This week we read about the critical need for justice in our communities. We read about the laws which we will use to govern ourselves, and how to resolve disputes as they arrive. Famously, this is a pre-condition for receiving the Torah. Famously, the Torah cannot exist in the absence of justice.
Of course, in our days, many of these laws seem less relevant. We, thank G-d, no longer have slaves and the entire world now acknowledges the terrible injustice of indentured servitude. In addition, in Australia we do not have a Jewish court empowered to adjudicate disputes based on our own laws. And, in any case, we are enjoined to obey the laws of the land in the Talmud. So what does the litany which we encounter in this week's parsha come to teach us in our time?
The answer lies in the manner of adjudication. These are laws which are given over to the judges of Israel to interpret, and interpret they did. Over thee course of millennia, these sparse verses spawned a sea of law which in the aggregate said that we are responsible for the outcomes of our actions, and we must care about them, and their effects on others. We are commanded to take pay very close attention to the outcomes of our choices, to attempt to predict them, and to make sure that others won't be hurt by them. This overwhelming emphasis on personal responsibility for the safety, prosperity, and happiness of others is the Jewish ethic, and it has never been more timely.
In our society, in our times, we increasingly hear that we need not worry about others. We hear that masks are a matter for personal autonomy. We hear that vaccines are a purely personal choice and that others should have no voice in our decision to comply, or not. We hear that if I choose to go out and endanger myself, it is my decision alone. Our religion does not support this perspective. We believe in communitarianism. We believe in personal responsibility for the welfare of the collective, of our friends, our colleagues, and those we do not even know. We believe that our actions have an impact, and that impact is important even if it was not intended.

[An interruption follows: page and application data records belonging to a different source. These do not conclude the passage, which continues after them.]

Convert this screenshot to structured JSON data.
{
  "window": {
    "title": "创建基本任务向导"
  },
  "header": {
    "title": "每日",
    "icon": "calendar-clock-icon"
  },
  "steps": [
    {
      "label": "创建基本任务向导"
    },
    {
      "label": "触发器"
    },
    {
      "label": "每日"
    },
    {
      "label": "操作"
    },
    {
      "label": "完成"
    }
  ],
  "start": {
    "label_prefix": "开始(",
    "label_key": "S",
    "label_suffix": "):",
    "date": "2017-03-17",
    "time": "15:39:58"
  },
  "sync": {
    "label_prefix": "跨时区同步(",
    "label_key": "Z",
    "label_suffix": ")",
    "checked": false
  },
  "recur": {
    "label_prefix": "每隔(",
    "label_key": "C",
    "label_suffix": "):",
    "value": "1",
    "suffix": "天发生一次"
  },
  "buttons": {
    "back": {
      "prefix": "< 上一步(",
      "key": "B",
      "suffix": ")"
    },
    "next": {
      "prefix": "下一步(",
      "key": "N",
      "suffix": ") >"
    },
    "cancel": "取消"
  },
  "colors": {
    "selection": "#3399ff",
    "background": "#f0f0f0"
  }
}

Tomorrow, as we read about borrowing, about animal damages, and about accidental bodily harm, let's remember that we are very much our brother's keeper, and that we aren't allowed to say that he shouldn't care what we do.